[App and web page records]
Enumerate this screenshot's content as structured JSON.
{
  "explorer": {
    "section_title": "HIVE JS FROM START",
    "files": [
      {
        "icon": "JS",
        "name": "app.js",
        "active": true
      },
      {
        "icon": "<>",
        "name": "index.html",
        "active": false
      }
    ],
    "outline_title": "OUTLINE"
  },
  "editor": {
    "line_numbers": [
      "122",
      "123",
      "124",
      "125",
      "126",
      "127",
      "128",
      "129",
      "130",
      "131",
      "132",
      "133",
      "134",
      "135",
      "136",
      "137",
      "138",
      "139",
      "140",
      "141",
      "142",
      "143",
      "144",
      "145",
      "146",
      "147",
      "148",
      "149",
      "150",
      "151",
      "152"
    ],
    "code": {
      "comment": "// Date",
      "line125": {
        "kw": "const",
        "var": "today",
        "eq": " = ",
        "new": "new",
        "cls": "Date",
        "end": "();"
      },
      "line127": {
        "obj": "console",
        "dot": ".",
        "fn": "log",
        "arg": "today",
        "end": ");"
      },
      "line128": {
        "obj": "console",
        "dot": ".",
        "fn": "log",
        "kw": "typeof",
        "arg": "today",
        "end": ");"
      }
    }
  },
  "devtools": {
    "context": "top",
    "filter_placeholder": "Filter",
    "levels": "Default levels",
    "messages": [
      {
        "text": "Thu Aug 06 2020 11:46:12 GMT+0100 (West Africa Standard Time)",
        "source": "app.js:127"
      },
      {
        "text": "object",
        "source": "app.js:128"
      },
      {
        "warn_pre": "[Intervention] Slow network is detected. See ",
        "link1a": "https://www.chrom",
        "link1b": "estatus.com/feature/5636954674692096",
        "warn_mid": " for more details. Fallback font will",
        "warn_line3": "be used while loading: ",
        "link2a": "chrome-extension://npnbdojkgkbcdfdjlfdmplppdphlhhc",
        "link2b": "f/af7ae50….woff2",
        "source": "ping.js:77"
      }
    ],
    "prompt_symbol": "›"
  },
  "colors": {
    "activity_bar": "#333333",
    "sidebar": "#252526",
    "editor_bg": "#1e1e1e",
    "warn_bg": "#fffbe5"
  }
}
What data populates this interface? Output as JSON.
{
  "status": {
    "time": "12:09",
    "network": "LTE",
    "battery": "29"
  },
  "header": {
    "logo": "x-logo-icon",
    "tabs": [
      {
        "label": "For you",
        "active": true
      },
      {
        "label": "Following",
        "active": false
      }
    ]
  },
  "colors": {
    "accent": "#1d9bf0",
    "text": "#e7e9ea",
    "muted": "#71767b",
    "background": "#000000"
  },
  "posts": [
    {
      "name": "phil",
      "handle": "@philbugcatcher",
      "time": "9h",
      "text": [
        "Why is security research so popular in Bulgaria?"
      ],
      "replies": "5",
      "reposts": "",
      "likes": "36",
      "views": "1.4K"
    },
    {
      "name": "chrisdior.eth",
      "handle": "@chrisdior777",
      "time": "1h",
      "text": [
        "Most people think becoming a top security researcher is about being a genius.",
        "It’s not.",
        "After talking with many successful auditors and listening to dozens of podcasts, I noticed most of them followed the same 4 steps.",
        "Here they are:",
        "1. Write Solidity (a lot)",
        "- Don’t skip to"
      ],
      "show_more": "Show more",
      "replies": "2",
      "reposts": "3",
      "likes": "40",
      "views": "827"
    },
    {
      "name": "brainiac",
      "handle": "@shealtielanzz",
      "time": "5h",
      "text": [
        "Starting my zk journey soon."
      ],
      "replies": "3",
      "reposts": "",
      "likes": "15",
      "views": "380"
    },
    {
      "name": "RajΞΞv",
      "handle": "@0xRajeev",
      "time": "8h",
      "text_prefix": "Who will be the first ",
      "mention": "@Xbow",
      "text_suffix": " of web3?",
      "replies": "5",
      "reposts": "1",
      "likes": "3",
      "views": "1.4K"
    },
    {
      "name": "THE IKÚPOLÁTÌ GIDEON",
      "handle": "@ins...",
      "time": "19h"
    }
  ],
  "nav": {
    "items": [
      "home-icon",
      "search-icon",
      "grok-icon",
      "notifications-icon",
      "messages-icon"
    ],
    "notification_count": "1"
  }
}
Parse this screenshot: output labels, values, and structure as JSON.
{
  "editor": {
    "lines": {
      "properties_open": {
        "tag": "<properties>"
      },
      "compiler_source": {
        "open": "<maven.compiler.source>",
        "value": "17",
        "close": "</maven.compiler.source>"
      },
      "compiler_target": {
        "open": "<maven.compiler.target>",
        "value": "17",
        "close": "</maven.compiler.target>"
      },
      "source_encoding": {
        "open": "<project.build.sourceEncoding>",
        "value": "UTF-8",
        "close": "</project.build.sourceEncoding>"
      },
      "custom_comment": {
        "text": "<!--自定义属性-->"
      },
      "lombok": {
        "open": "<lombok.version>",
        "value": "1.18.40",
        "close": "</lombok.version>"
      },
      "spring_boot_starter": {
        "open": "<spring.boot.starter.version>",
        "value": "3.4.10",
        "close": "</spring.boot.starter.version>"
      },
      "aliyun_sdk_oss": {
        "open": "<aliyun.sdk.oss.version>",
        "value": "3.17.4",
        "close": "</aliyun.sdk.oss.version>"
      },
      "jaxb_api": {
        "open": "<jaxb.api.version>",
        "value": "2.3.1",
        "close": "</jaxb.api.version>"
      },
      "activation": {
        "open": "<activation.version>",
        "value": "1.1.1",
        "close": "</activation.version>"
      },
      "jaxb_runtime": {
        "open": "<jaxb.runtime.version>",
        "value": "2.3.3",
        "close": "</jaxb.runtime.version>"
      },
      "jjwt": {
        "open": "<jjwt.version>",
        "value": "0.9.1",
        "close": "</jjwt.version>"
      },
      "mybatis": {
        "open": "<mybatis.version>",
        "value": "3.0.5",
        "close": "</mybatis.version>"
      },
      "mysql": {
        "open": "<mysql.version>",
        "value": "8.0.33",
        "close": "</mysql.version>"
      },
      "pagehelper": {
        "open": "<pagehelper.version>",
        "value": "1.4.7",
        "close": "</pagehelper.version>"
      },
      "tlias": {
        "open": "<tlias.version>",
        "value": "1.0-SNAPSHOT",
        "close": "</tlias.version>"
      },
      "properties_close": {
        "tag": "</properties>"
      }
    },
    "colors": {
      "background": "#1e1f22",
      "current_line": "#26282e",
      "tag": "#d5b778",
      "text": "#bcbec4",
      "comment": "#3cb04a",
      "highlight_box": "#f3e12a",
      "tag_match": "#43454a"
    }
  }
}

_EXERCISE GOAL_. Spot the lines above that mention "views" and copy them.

_TASK OUTPUT_.
      "views": "1.4K"
      "views": "827"
      "views": "380"
      "views": "1.4K"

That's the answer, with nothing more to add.